“If we lose that case, we will lose heavily” said Toyota in Delhi’s High Court. The judges had no sympathy for Toyota’s pleadings. Their decision might impact seriously on Toyota’s plans to market the Prius in 40 countries worldwide. As if Toyota doesn’t have enough problems with recalls and class action suits, now this:
The Delhi High Court is teaching Toyota a long needed lesson: A trademark is not a god given right. You must monitor your trademark and “vigorously defend” it against all infringers, lest you will lose it. Or not get it in the first place, as it is the case in India.
Eight years ago, Prius Auto Industries, a maker of “automobile accessories, bumper grills, bumper guards, side beeding (sic) and head lamp accessories” did set up shop in Delhi. They properly registered Prius as a trademark. As there was nobody else in India who had that mark, they received it, used it, and lived happily ever after. Until …
Toyota showed their Prius at the Delhi Auto Expo, Jan 5th to 11th. Then it dawned on them that a little known manufacturer of side beeding had the Prius name. Toyota also had bad (or greedy) lawyers. They should have told Toyota that Toyota has no case. India is a “first to file” country. When Prius Auto Industries filed, there was no prior Prius in India, and Toyota did not object.
Therefore, “The Delhi High Court has rejected Toyota Motors claim to exclusive trademark right over the name ‘PRIUS’ for launching a new car in India,” as India’s Tribune reports.
The court also tut-tutted Toyota for approaching the court “six years after Prius Auto Industries got its trademark registered and started its sales,” reports The Hindu. The court was especially unsympathetic to Toyota’s plight because “Toyota slept over the matter and idled over it for a long period,” as the ruling reads. The court also intimated that Toyota should have known better, because Prius Auto Industries has grown into a big company with large orders from companies such as General Motors, Hyundai and Mahindra and Mahindra.
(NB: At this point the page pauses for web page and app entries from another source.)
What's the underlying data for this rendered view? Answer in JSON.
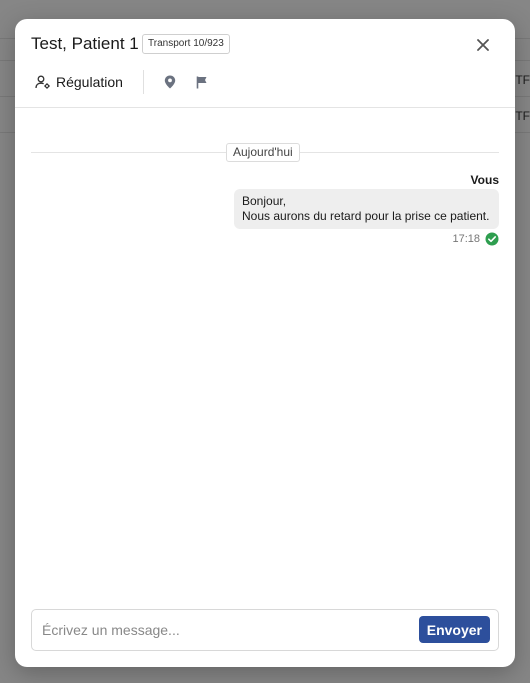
{
  "background": {
    "column_fragment_1": "NTF",
    "column_fragment_2": "NTF"
  },
  "modal": {
    "title": "Test, Patient 1",
    "badge": "Transport 10/923",
    "close_icon": "close-icon",
    "tabs": [
      {
        "label": "Régulation",
        "icon": "user-settings-icon"
      },
      {
        "icon": "location-pin-icon"
      },
      {
        "icon": "flag-icon"
      }
    ]
  },
  "chat": {
    "day_label": "Aujourd'hui",
    "messages": [
      {
        "sender": "Vous",
        "lines": [
          "Bonjour,",
          "Nous aurons du retard pour la prise ce patient."
        ],
        "time": "17:18",
        "status_icon": "check-circle-icon"
      }
    ]
  },
  "composer": {
    "placeholder": "Écrivez un message...",
    "value": "",
    "send_label": "Envoyer"
  },
  "colors": {
    "primary_button": "#2d4f9c",
    "read_status": "#2e9e4f",
    "bubble": "#eeeeee"
  }
}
Moral: If you register a mark, research it carefully, in all the markets you want to use it, especially in growth markets such as China and India, which, coincidentally, both follow the “first to file” doctrine. Many others, such as Mexico, do the same. A lot of whining about trademark infringement comes from the misunderstanding of the difference between “first to use” and “first to file.” Another reason for pain is lack of monitoring of the “first to file” countries. If you are too lazy or too stingy to register your mark in these countries, then you should at least monitor trademark applications there and object if something comes too close.
The court thinks that the buyer of Toyota’s spare parts will not get confused with the products of the Prius Auto Industries and will not be deceived into believing that their side beeding is from Toyota. As far as India goes, Toyota must be content with living as Prius inter pares. Or find another name. Priapus maybe?